- **WHAT TO PRODUCE**: Gather each line containing the string "icon" from these entries.

(Extracted records)
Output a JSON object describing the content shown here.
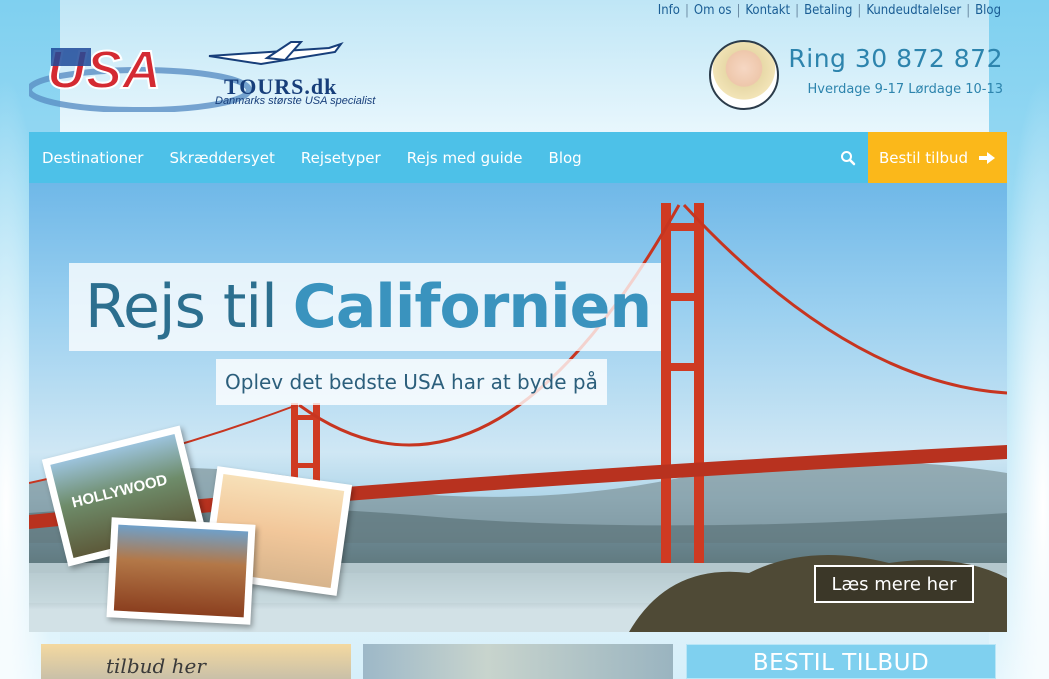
{
  "toplinks": [
    "Info",
    "Om os",
    "Kontakt",
    "Betaling",
    "Kundeudtalelser",
    "Blog"
  ],
  "logo": {
    "brand": "USA",
    "domain": "TOURS.dk",
    "tagline": "Danmarks største USA specialist"
  },
  "contact": {
    "phone": "Ring 30 872 872",
    "hours": "Hverdage 9-17 Lørdage 10-13"
  },
  "nav": {
    "items": [
      "Destinationer",
      "Skræddersyet",
      "Rejsetyper",
      "Rejs med guide",
      "Blog"
    ],
    "search_icon": "search-icon",
    "cta": "Bestil tilbud",
    "cta_icon": "arrow-right-icon"
  },
  "hero": {
    "title_prefix": "Rejs til",
    "title_highlight": "Californien",
    "subtitle": "Oplev det bedste USA har at byde på",
    "button": "Læs mere her",
    "photo_sign": "HOLLYWOOD"
  },
  "bottom": {
    "card1_text": "tilbud her",
    "card3_title": "BESTIL TILBUD"
  },
  "colors": {
    "nav": "#4dc1e8",
    "cta": "#fbb81a",
    "text_blue": "#2d84ad"
  }
}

- **EXERCISE ANSWER**:
    "search_icon": "search-icon",
    "cta_icon": "arrow-right-icon"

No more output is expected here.